Rob Witter, Ph.D.

I conduct geological detective work that uncovers clues about the location, size, and frequency of ancient earthquakes and tsunamis. If we prepare for these hazards we can prevent future earthquakes and tsunamis from becoming future disasters.


Research Focus

I study prehistoric earthquakes along the Pacific-North American plate boundary. I apply aspects of geomorphology, paleoseismology, geodesy, and sea-level studies to decipher the geologic record of ancient earthquakes. Most of my work focuses on great subduction earthquakes capable of generating tsunamis. What I find out contributes to seismic and tsunami hazards assessments used to strengthen building codes and reduce tsunami risk.

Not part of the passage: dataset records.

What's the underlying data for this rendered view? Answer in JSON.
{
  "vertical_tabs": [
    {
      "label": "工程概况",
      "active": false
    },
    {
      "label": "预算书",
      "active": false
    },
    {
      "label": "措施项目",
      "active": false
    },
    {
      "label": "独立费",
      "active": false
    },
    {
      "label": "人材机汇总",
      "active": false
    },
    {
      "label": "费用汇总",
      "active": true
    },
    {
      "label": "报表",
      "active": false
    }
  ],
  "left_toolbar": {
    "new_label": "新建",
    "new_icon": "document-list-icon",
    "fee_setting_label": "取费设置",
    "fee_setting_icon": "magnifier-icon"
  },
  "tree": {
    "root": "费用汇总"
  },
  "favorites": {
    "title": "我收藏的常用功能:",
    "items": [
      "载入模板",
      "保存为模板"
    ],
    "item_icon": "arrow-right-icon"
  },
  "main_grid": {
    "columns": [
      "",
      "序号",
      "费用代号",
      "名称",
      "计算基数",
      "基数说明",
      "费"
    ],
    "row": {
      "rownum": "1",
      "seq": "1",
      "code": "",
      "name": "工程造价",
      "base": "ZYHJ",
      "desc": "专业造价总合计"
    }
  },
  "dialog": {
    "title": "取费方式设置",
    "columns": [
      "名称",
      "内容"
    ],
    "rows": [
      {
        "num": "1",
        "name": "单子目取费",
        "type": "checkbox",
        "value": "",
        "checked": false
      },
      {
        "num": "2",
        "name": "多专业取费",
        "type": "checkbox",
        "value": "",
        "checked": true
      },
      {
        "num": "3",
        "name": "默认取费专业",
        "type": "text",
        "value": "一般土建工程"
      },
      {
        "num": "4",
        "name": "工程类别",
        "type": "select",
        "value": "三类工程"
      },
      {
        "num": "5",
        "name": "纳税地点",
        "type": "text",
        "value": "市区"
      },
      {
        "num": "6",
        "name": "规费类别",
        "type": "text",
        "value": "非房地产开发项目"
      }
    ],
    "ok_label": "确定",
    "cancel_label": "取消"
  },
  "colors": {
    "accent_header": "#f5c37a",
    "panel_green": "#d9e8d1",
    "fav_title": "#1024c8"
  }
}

Research Highlights

Mind the Gap: New Evidence for Alaskan Tsunamis Found
LiveScience reporter Becky Oskin highlights USGS findings that help fill gaps in Alaska’s earthquake and tsunami history.

Unknown Tsunami Trigger Hides Along a Creeping Aleutian Fault
EOS writer Cody Sullivan reviews USGS tsunami research published in Geophysical Research Letters.

Uncharted: Exploring one of America’s fastest faults
A team of USGS scientists spent 10 days in the wilderness investigating the Fairweather Fault.

Return to the Alaska Wilderness
USGS Scientists visit one of North America’s fastest-moving faults.


BA in Biology, 1991, Whitman College, Walla Walla, WA
PhD in Geoscience, 1999, University of Oregon, Eugene, OR

Professional Experience

2011 – Present, Research Geologist, U.S. Geological Survey, Alaska Science Center, Anchorage, AK
2006 – 2011, Regional Coastal Geologist, Oregon Department of Geology and Mineral Industries, Newport, OR
1999 – 2006, Senior Project Geologist, William Lettis & Associates, Inc., Walnut Creek, CA